Exercise aim -> What lines of the data hold the string "Start"? Pull each one out.

::: Extracted entries :::

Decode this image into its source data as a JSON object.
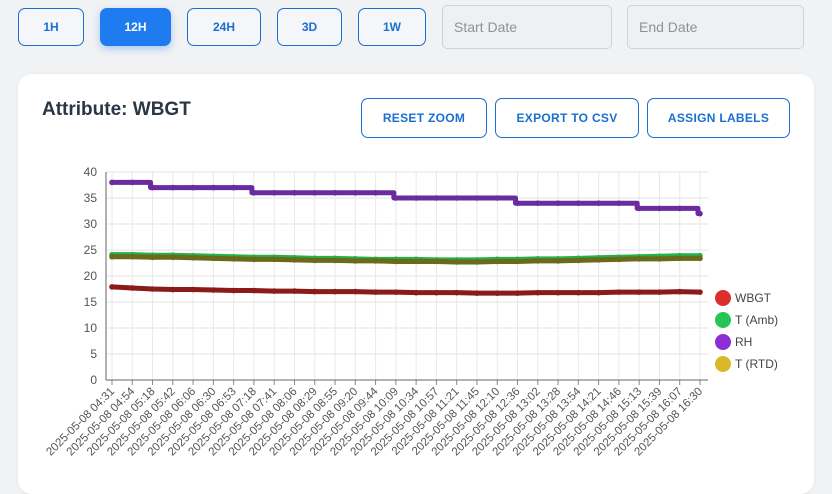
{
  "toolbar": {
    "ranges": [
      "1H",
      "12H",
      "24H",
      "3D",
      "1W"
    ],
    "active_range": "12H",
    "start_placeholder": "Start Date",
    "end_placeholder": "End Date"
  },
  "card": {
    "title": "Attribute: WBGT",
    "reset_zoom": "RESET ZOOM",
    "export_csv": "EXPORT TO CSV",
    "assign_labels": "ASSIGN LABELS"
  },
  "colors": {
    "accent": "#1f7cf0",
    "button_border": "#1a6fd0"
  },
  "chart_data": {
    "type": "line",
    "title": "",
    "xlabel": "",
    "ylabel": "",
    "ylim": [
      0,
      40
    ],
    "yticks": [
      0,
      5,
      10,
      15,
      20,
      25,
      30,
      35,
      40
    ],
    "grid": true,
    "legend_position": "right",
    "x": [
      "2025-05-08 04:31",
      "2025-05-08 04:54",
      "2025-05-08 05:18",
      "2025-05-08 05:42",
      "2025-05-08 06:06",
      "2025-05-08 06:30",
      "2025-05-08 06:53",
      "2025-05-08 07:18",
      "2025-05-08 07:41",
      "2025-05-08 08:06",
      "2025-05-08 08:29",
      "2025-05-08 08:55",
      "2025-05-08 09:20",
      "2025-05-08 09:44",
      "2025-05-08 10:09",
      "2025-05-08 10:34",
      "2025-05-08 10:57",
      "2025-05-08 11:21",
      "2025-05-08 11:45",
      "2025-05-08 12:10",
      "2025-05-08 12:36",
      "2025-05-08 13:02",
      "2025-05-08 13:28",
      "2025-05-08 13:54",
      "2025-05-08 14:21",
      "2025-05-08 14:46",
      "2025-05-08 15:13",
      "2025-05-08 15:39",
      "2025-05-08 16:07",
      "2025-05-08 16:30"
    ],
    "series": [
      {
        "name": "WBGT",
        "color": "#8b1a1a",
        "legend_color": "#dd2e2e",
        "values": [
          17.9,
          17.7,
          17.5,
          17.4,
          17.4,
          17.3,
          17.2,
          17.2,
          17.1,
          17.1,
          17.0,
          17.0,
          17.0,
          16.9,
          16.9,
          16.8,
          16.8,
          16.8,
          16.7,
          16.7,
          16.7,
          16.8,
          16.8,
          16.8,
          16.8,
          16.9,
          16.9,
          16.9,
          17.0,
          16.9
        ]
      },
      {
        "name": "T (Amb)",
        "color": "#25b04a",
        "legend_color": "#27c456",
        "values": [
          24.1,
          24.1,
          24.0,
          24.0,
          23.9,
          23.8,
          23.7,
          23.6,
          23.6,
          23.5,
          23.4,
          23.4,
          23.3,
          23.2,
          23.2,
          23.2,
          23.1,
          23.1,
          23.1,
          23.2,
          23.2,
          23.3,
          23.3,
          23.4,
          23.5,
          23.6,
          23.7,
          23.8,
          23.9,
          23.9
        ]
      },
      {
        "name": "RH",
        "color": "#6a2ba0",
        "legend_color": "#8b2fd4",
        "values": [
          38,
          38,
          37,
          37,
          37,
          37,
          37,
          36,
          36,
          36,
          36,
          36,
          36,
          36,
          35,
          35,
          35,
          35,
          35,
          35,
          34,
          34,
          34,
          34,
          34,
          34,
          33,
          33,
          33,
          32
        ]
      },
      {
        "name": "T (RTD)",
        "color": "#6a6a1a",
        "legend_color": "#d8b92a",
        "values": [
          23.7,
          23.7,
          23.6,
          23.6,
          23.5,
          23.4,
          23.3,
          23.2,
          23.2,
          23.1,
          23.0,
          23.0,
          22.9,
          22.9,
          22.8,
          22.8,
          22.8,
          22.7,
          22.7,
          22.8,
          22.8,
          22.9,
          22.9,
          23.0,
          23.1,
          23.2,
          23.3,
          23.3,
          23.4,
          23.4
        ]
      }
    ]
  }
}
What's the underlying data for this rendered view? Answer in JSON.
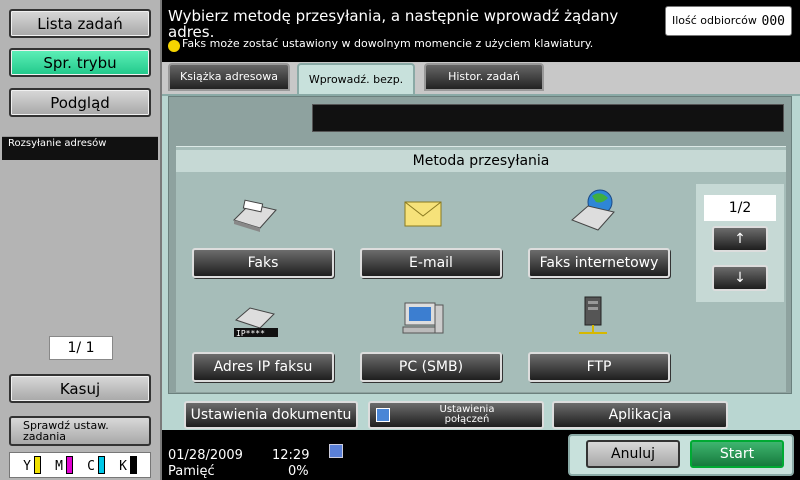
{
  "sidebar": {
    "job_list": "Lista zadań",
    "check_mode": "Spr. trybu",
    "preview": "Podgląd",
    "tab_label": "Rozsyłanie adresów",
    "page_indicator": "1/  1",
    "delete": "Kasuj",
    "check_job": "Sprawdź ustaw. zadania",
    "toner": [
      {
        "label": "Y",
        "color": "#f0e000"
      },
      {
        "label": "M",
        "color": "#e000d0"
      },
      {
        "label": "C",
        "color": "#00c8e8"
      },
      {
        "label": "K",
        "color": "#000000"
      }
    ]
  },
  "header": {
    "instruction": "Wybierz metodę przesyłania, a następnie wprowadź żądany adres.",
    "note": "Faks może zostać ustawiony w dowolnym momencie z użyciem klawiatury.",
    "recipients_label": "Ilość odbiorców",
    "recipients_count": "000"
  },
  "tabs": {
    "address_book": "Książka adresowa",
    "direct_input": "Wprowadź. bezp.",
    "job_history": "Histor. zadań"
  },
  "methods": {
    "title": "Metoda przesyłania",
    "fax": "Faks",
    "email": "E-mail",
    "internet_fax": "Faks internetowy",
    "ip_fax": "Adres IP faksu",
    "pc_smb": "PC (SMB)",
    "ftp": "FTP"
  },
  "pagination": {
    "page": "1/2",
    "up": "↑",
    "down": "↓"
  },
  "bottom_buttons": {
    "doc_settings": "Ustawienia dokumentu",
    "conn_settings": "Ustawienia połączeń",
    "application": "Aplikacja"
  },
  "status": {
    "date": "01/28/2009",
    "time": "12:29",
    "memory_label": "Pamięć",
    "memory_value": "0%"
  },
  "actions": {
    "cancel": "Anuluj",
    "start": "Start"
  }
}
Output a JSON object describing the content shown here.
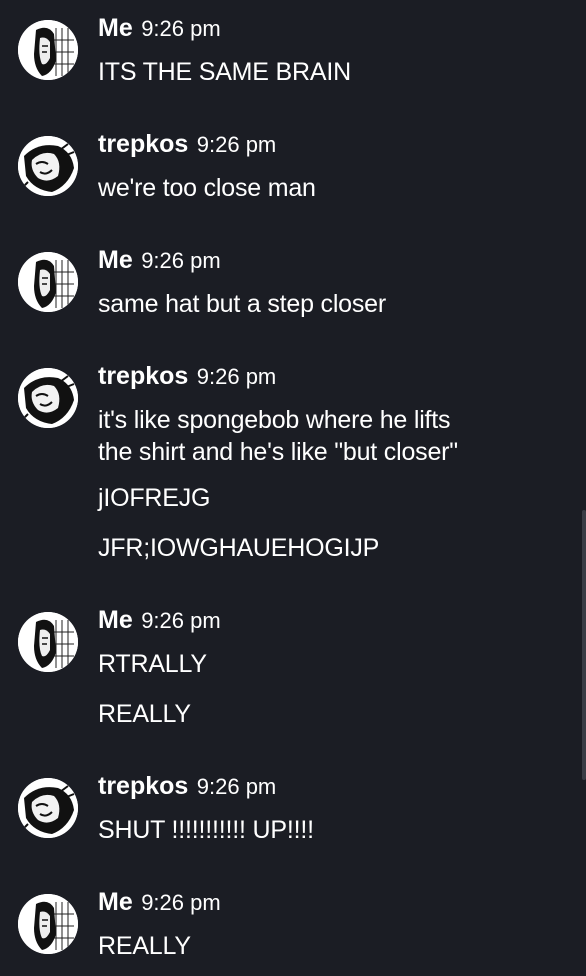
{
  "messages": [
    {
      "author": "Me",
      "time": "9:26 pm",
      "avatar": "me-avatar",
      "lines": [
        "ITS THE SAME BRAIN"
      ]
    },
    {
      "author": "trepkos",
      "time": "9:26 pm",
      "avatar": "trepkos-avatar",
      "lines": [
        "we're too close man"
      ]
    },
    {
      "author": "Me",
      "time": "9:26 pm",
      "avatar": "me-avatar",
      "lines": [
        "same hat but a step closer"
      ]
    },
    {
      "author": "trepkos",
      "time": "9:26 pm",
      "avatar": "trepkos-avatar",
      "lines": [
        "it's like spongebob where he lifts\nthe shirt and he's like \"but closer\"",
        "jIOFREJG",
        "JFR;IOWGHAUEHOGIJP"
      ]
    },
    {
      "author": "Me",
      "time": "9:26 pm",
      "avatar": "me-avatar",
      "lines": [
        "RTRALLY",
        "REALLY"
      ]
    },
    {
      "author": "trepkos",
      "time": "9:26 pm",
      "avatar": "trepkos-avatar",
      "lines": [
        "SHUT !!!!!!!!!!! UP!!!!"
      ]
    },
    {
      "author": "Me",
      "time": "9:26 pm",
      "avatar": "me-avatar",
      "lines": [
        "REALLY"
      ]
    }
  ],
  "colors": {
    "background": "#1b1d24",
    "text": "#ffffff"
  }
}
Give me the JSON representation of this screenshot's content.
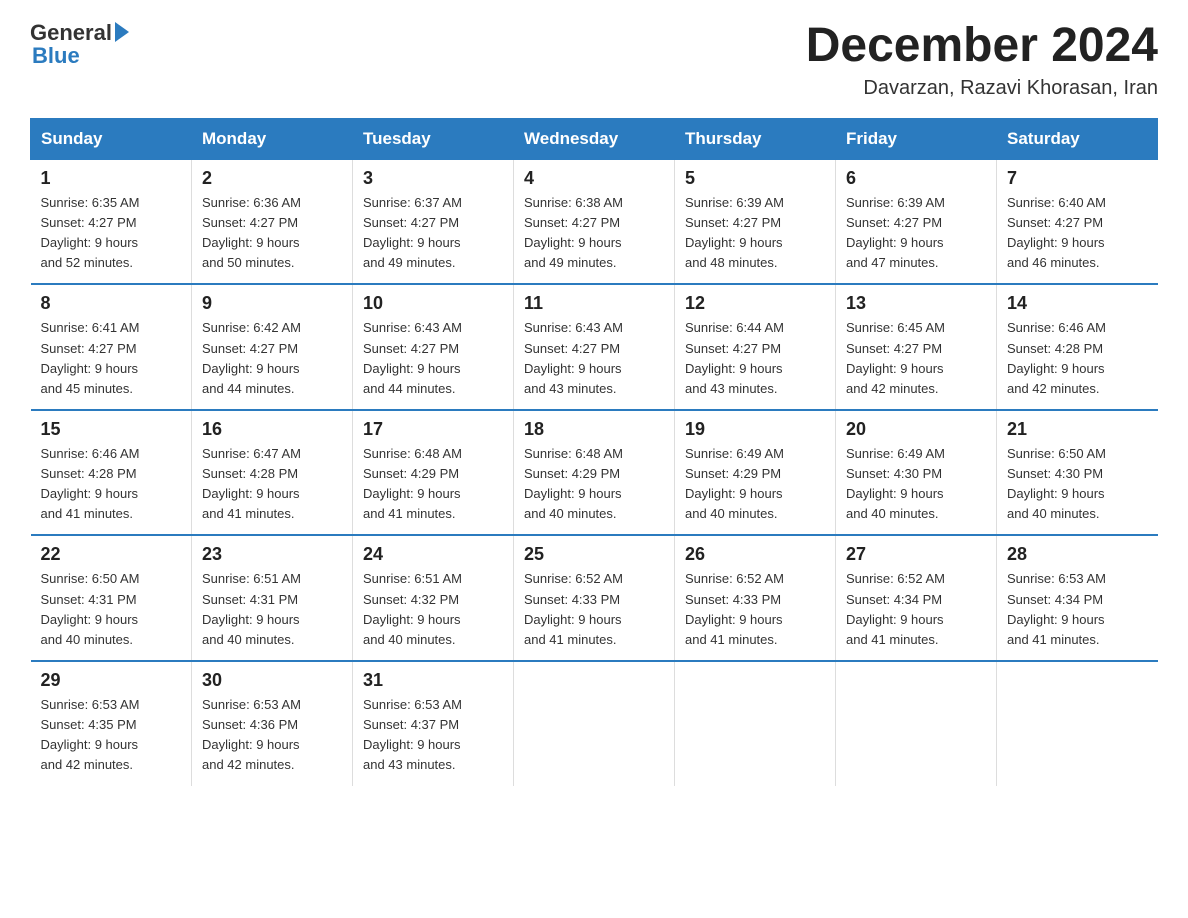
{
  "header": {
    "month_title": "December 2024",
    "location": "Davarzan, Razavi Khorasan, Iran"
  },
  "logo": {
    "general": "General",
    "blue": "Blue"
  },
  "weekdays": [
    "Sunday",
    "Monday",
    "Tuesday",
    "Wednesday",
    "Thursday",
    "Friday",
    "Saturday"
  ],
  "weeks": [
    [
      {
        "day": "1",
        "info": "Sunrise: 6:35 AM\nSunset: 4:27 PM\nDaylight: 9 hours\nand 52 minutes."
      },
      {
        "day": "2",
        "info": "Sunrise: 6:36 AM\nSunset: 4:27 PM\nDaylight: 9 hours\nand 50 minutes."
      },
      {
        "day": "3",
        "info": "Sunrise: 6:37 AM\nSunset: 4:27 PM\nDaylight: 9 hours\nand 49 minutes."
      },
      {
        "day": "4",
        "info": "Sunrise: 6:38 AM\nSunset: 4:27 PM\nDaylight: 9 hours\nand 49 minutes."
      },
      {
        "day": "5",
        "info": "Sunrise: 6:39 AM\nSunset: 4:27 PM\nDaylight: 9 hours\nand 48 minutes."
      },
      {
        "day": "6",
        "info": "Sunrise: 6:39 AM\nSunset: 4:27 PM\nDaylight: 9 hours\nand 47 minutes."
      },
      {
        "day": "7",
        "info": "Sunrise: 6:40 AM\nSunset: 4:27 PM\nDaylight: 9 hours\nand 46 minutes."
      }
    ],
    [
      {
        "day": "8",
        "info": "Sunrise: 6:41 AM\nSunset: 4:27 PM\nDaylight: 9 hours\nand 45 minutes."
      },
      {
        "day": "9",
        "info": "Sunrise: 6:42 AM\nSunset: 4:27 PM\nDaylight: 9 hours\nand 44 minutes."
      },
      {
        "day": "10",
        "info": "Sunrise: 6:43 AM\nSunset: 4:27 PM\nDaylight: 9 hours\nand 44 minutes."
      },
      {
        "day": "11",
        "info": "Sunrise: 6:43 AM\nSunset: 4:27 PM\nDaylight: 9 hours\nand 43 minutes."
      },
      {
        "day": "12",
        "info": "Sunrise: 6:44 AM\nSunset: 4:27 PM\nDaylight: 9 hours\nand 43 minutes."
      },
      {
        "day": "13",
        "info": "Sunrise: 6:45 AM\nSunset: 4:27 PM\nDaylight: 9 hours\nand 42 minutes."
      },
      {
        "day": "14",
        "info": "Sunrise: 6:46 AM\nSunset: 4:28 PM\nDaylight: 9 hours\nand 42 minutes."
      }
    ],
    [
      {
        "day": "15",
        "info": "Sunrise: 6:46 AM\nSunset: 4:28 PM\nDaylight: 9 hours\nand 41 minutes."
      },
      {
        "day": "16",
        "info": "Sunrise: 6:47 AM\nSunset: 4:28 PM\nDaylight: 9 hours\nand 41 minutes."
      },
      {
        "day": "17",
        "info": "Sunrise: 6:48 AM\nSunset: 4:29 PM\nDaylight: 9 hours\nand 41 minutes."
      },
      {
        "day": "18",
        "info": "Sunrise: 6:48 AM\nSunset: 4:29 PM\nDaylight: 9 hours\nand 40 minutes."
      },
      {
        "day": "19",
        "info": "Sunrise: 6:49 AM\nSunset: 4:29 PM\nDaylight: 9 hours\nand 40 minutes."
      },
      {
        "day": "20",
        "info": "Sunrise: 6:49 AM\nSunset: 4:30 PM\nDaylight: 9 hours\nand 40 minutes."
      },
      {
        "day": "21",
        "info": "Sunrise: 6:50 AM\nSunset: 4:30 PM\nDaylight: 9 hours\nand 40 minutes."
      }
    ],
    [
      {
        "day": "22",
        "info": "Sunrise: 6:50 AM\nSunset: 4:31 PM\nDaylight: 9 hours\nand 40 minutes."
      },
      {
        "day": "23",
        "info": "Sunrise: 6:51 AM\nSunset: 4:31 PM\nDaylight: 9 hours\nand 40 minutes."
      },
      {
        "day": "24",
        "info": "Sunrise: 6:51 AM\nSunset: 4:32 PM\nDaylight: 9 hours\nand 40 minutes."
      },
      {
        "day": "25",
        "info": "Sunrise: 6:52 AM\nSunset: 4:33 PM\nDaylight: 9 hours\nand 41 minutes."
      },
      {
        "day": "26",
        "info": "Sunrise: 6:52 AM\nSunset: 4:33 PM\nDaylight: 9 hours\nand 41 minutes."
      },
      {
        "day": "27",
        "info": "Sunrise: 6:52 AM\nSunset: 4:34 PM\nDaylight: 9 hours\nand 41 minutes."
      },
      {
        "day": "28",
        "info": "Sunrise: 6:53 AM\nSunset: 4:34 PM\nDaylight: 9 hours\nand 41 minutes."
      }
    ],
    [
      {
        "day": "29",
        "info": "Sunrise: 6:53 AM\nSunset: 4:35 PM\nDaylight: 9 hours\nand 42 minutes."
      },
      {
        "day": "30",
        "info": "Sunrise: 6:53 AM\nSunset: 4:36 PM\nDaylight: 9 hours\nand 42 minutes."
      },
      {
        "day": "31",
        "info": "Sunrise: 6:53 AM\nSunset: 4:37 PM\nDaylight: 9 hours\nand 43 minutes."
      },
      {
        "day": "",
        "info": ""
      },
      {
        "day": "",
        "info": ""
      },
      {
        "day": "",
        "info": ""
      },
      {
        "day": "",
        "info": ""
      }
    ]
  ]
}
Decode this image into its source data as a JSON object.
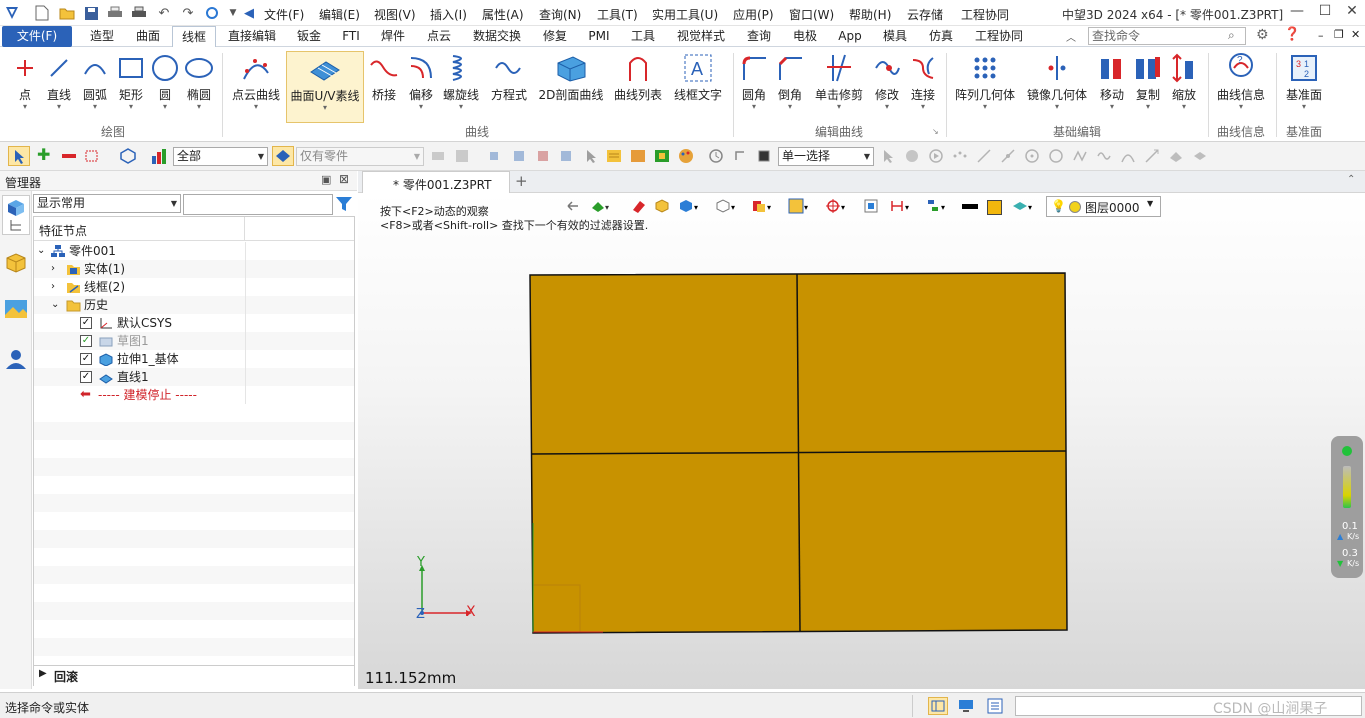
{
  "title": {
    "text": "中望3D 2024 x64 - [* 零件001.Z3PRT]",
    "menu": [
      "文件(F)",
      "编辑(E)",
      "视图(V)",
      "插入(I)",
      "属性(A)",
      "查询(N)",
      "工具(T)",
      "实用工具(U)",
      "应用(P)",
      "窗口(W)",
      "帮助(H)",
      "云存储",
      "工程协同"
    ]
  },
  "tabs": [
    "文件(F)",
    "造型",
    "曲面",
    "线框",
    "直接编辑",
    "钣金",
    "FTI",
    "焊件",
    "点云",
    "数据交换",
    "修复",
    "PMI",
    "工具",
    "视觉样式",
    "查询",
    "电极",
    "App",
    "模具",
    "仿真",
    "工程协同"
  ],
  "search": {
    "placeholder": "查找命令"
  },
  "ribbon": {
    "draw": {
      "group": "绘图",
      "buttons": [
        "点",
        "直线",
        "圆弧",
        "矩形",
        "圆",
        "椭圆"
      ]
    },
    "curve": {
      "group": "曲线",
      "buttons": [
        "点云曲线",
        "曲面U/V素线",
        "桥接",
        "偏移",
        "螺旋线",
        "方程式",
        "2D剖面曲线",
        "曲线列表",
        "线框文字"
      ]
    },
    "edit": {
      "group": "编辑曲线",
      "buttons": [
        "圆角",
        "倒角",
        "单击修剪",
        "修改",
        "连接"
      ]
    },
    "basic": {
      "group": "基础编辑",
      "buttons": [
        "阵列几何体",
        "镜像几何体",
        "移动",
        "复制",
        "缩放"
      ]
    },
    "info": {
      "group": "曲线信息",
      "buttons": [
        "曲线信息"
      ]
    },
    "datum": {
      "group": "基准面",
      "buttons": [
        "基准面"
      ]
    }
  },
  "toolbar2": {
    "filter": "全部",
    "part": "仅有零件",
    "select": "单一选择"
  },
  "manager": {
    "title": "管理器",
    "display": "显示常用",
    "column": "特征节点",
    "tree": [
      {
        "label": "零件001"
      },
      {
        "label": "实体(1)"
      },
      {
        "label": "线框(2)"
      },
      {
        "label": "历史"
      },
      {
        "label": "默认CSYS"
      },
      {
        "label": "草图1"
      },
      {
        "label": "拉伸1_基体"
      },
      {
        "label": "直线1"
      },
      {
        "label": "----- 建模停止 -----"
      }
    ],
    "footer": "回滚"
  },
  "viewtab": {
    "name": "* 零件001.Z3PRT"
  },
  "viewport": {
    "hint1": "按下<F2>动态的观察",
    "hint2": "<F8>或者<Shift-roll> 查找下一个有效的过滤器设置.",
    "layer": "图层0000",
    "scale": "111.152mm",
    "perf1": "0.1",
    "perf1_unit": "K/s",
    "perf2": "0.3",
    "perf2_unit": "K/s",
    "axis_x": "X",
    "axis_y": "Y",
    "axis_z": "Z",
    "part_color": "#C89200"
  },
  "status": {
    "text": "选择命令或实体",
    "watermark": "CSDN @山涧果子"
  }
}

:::

Response for this exercise ->
    "start_placeholder": "Start Date",
    "start": "Start"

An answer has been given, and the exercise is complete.